Mostly not clever enough. Something beeps. Attend, and forget self for a few moments. Immersed, free.

Surface on the drive home. Talk. Compare. Do I talk too much? Fail at conversation, I do talk too much. Home. The mirror again. Still disappointing. Why would anyone?

Dinner. Smiles in public, keen awareness of self. Eat. Forget for a little. Talk about adventure. Smile some more. Get smiles in return.

Thursday, February 14, 2013


UPDATE: It says it has "the secret to sustained happiness." I don't know if I can keep reading this. Please tell me this isn't going to be like The Path Less Travelled. This is why I don't read self-help. Pff.

I always think of the same thing on ash wednesday, which today seems especially apt:

"Because I do not hope to turn again
Because I do not hope
Because I do not hope to turn
Desiring this man's gift and that man's scope
I no longer strive to strive towards such things
(Why should the aged eagle stretch its wings?)
Why should I mourn
The vanished power of the usual reign?"

Except without the past glory and old age.

T.S. Eliot, always good for some nicely worded doom.

I have no resolution for my non-religious lent, because I can't focus on anything for long enough to come up with any ideas. Wait, no, screw that. This lent, I will be mostly working through Mark Williams' Mindfulness*. That might actually help with my perpetual distraction.

If in doubt, do something.

*Though the endorsements on the site are terrifying.

Wednesday, February 06, 2013

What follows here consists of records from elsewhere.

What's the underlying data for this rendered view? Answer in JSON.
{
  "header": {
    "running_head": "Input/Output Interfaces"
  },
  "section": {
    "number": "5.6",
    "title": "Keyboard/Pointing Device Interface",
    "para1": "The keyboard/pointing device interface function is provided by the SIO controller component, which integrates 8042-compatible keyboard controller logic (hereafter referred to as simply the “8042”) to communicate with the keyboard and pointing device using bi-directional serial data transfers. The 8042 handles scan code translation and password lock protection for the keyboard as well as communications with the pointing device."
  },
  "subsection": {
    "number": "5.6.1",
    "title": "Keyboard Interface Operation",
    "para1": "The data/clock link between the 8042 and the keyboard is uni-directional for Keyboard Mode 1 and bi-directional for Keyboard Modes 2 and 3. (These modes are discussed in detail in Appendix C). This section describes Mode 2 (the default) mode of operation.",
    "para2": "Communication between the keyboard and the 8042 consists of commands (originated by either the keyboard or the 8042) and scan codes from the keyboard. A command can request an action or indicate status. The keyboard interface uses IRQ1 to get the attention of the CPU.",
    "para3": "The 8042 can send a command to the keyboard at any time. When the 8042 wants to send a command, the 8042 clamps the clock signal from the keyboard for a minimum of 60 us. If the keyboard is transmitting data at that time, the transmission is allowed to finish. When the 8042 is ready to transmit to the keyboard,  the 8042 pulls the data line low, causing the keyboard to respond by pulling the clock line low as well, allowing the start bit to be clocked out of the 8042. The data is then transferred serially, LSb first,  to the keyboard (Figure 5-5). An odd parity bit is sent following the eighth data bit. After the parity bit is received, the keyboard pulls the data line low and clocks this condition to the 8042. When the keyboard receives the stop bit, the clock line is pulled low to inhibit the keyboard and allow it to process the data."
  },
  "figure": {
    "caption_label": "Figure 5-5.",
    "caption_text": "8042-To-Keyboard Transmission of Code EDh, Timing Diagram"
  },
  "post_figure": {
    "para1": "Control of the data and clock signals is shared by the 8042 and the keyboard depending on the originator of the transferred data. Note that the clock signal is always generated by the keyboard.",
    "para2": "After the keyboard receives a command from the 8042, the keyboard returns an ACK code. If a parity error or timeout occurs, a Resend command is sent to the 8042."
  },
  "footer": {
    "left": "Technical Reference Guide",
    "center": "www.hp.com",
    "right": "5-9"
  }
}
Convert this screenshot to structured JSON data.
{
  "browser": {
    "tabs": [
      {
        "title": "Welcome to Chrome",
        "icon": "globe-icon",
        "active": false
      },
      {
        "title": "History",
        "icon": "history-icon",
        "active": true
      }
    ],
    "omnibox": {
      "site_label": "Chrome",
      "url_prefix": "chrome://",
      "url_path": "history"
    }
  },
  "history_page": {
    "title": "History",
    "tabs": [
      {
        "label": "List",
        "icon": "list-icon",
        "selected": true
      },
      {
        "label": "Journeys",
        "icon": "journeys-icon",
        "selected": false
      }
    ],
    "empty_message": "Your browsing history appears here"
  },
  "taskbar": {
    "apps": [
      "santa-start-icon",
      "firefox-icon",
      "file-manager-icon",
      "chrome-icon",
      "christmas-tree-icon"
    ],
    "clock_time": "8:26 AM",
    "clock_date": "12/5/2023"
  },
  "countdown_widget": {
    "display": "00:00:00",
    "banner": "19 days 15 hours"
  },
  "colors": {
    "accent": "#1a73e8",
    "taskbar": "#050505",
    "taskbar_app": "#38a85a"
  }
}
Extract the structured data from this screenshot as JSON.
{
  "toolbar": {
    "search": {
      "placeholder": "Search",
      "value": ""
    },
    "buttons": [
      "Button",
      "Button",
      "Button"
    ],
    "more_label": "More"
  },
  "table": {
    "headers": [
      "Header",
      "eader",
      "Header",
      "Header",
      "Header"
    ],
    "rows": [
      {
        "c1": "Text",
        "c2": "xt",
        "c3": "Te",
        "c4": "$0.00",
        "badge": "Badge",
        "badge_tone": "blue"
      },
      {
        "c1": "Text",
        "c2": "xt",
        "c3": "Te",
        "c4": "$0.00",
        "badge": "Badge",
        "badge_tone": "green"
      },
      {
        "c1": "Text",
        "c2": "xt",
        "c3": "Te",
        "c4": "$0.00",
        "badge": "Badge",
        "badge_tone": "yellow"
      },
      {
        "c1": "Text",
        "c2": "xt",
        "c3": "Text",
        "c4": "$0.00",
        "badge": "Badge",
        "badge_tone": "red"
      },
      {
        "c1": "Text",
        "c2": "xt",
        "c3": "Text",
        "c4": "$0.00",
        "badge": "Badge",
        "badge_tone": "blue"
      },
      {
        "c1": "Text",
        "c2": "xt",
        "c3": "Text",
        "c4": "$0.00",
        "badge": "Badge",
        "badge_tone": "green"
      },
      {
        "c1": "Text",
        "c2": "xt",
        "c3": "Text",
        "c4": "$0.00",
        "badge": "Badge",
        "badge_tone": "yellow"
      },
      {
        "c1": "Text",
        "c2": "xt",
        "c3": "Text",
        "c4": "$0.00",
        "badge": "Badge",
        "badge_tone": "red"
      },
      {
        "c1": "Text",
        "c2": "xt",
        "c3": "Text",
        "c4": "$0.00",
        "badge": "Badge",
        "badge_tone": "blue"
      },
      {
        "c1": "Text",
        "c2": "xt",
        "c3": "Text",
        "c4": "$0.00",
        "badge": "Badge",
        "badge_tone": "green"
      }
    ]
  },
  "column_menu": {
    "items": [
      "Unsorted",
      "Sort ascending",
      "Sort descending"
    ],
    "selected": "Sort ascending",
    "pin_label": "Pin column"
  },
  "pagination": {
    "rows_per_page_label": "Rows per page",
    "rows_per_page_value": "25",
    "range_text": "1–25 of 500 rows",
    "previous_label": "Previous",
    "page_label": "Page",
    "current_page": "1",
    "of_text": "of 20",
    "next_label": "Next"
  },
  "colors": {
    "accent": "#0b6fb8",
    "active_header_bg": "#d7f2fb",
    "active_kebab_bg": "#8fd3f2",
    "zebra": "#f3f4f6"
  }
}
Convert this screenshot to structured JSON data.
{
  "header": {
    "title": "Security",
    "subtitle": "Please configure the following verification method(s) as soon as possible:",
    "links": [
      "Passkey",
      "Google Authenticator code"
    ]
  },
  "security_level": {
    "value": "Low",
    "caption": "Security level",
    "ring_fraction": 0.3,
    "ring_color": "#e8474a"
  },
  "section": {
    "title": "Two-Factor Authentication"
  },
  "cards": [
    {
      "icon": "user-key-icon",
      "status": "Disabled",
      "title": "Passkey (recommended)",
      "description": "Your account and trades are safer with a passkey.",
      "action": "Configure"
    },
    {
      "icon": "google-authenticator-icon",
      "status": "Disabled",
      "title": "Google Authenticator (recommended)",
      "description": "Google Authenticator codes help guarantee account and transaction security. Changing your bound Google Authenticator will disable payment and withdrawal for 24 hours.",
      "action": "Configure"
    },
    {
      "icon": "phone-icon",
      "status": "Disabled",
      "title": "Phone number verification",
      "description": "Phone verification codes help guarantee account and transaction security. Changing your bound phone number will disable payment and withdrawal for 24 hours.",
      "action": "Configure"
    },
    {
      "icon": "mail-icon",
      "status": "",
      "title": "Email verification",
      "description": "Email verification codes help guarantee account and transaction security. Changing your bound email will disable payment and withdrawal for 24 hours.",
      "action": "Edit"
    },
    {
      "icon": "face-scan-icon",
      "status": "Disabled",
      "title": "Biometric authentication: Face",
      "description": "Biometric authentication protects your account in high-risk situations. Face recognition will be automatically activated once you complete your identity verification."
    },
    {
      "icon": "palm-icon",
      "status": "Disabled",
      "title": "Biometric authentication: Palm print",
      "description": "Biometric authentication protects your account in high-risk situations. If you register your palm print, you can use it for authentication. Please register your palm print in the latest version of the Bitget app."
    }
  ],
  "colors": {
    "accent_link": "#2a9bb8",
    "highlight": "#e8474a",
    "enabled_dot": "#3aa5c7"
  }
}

I'm a runner. Not in the sense of running long distance (which 5k is not) but in the Doctor Who "Run!" sense. As a commitment phobe, I always have one foot out the door of whatever commitment, country, job or situation I'm in.

I'm like a goat in a pasture, tied to a stake. I get impatient with commitments, and I'm wily about getting out.

Tug, tug.

Tug, tug.

Tug, tug, tug, tug stupidgorramstakeletmeGO.

Chew rope.

Sometimes I get briefly distracted by delicious dandelions, and that's nice too. Sometimes there are daisies right there by my hooves. Most days the horizon just looks really pretty to my little rectangular-pupiled eyes.

Yet I am exceedingly loyal also; I have two hands full of friends I have kept in spite of changing locations (mine and theirs), I have been in my job longer than I would have considered possible, I'm a long-standing volunteer, and, heaven help me, I'm married and still very pleased to be so.

I'm one of those people people count on. It's very awkward, I have to tell you, and I'm eyeing the exit the whole time. Don't ask me how I manage to stick around for the most part, because I don't exactly know.

Just don't ask me to buy any houses or have any babies. Maybe someone can do that while I'm not looking.

Bright and shiny

I am a terrible multi-tasker. I mean by that that I am both prolific in my multi-tasking and that it ultimately has less than helpful outcomes. Oh, I love the stimulus of working on two or three things at the same time, and it caters to my squirrel-like attention span. It makes my brain purr. And yet - it doesn't serve me all that well. It breaks up my already so fragmented attention, and the quick switches mean that I will forget what I am doing half a dozen times a day. It means that I am doing two or three (sometimes four!) things in more time than it would take to do them sequentially (since I'm always having to track back to where I was). It means I do all of them worse.

The saddest, most desperate victim of my multi-tasking is my memory. My natural muddle* gets amplified like a whisper in one of those acoustic shell speakers - those things are amazing - and I completely lose track of the bigger picture. Then, when I'm done, I'm like a sleepwalker waking up in an unfamiliar street. How did I get here? What did I do? This wasn't how I'd planned it.

Rise & shine…

Why? Because what I enjoy most of all is losing myself completely in a single thing - a more concentrated forgetting of self in learning and remembering something new.**

*Whenever I say muddle, I think of E.M. Forster's Maurice and his existential confusion, his difficult trip to the truth. That is exactly what I mean.
**By the way, Internet, just to let you know, this whole blog is a sort of conversation with myself. You're welcome to sit in, but it's not all that exciting. Being public just makes me think differently, like dressing up for work, you know? And I like the vague possibility of feedback.